Ren and Stimpy was a wonderful throwback to the golden days at Warner. Embracing the charm and animation style of the early Warner greats John K (Kricfalusi) managed to work in his own rather twisted humor and create an endearing cartoon. For those of you who wish to remember Ren and Stimpy this way, I warn you, DO NOT buy this collection. In case you don’t know the story: John K left his creation after about a year and a half at the Nickelodeon Network. It seems his more adult themed ideas were not so in tune wi…h the network’s kiddie tradition.The cartoon continued without him. The creative side of the series spiraled downward, and the show was mercifully cancelled. In 2003 the newly formed Spike TV contracted John K to return to his Ren and Stimpy creation, promising little to no censorship. After all, they told him, this is a “MAN’s” network and the audience can take it. John K. began to produce far more risqué versions of our beloved characters. All was going well, or so it seemed. Along comes Janet Jackson, no longer Good Times’ lovable Penny, and her much publicized “wardrobe malfunction”. Everything changed. The FCC began dishing out record fines for obscenity, and even The Man’s Network ran for cover. The new and hotly debated Ren and Stimpy was gone faster than its original incarnation. Not to be thwarted, the pair now return via DVD with these unaired episodes. The packaging comes with plenty of warning, but I fear many will consider these warnings a joke in the sarcastic humor the show was so famous for. Trust me. These warnings are for real. This stuff makes South Park look like Peanuts, not so much for the language, but for the graphic depictions of nudity and sexual innuendo.
With the warnings taken care of, let’s talk a little about this version of Ren and Stimpy. The old fart jokes and sardonic wit have returned pretty much the way you’ll remember it. What has been added, however, removes any of that endearing charm the original show had going for it. Too many of these episodes push the limits so far that it appears to be graphic simply for graphic’s sake. The plots are thin, even though a couple of these episodes run about double the original show’s running times. It’s obvious that John K. is more interested in thumbing his nose at an establishment he feels cut him off at the knees than in any real serious effort at art here. I’m afraid I will no longer be able to return to those innocent years with Ren and Stimpy with quite the same abandonment. Save yourself. Stay away unless this is what you always wanted from Ren and Stimpy after all.
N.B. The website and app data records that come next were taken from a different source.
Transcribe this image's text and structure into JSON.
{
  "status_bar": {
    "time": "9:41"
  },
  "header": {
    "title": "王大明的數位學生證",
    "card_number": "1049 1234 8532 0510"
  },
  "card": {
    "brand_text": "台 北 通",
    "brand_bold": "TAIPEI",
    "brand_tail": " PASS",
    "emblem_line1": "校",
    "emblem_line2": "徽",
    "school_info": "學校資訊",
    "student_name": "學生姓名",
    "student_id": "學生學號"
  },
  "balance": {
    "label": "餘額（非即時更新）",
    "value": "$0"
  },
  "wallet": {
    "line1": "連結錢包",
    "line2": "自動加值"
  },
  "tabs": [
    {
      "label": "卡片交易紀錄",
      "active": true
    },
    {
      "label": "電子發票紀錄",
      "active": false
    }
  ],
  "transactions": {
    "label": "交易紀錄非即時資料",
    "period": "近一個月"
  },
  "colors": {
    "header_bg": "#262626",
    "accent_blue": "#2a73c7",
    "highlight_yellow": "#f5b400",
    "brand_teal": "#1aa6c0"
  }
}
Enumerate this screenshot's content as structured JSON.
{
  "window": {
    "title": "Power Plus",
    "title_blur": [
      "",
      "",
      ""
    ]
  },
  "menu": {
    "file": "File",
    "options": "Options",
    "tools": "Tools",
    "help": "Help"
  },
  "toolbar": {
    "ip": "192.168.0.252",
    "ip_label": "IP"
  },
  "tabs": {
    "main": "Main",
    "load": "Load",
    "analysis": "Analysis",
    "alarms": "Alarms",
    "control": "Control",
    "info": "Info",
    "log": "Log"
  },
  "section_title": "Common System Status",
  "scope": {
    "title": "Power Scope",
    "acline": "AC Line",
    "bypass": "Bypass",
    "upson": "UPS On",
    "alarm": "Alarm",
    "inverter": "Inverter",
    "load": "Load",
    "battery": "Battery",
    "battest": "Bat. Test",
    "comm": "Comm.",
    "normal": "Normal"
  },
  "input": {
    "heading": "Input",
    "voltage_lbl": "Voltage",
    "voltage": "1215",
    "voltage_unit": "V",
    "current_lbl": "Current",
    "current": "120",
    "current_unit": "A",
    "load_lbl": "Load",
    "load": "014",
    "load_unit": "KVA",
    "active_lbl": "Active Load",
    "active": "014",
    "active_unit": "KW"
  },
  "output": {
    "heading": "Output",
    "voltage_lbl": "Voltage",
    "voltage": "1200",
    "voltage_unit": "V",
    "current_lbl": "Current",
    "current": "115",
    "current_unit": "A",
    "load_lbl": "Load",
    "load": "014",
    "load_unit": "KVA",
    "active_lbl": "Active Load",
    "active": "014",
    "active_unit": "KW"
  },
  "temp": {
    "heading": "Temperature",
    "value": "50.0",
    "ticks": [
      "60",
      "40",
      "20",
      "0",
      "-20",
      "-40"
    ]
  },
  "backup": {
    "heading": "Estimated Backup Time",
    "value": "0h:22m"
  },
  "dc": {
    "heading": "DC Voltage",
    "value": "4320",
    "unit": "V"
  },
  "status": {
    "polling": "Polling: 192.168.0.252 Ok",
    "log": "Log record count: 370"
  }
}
Each episode of Ren and Stimpy is presented in the expected full frame format. The color in the animation is pretty much dead on with the original cartoons. Contrast is pretty good. The print is clean of any print artifacts. I saw no significant digital noise of any kind. The interview pieces are not up to quite the same video quality as the cartoons themselves. Here there is some lack of definition or clarity that makes them feel more like camcorder results.
The Dolby Digital 2.0 track is about all one really needs for these cartoons. Dialogue and zany sound effects come through just fine. This isn’t exactly an experiment in high fidelity here. There’s no noise to distract. Simple, clean, and adequate describe your listening experience quite well..
The entire DVD has an introduction by Weird Al and John K. himself. Mostly these pieces serve as a warning of the changes in this version of the cartoon. John K. offers an overly detailed explanation of the project’s origins and justification. Each episode also features John K. with various members of the animation and story staff to introduce the episode. These episodes also have tags containing interviews and at times pencil art and storyboards. Fortunately you may skip past the introductions and go directly to the cartoon, but they are not accessible separately.
Ren And Stimpy had a fine place in animation history. John K. was secure in his role of creative genius behind the show. Anyone who followed the situation already knew how much the series suffered on John K.’s departure. Still, this collection smacks at him trying to prove himself to the show’s fans. I have to believe that he was aware that such a radical departure would likely cause many fans to be greatly disappointed. I’m not at all a fan of censorship and have no problem with the content at all. My only complaint is that he used these important cartoon icons to pave his way to this material. John K. claims this is more like what Ren and Stimpy were always intended to be. I’m not sure I believe any of that at all. Still, if that’s true, they have by now become something quite apart from these early adult themed ideas. Perhaps new characters would have better served his purpose. If you view these cartoons and expect to enjoy the originals in the same way ever again… “Good luck.”
Special Features List
- ntroduction from “Weird Al”
- Hello from John K.
- Introduction by John K. and video interview with the creatives for each episode
- Storyboards, animatics, pencil tests and color models and cells for the episode “Naked Beach Frenzy”
- Rough cut of “Ren Seeks Help”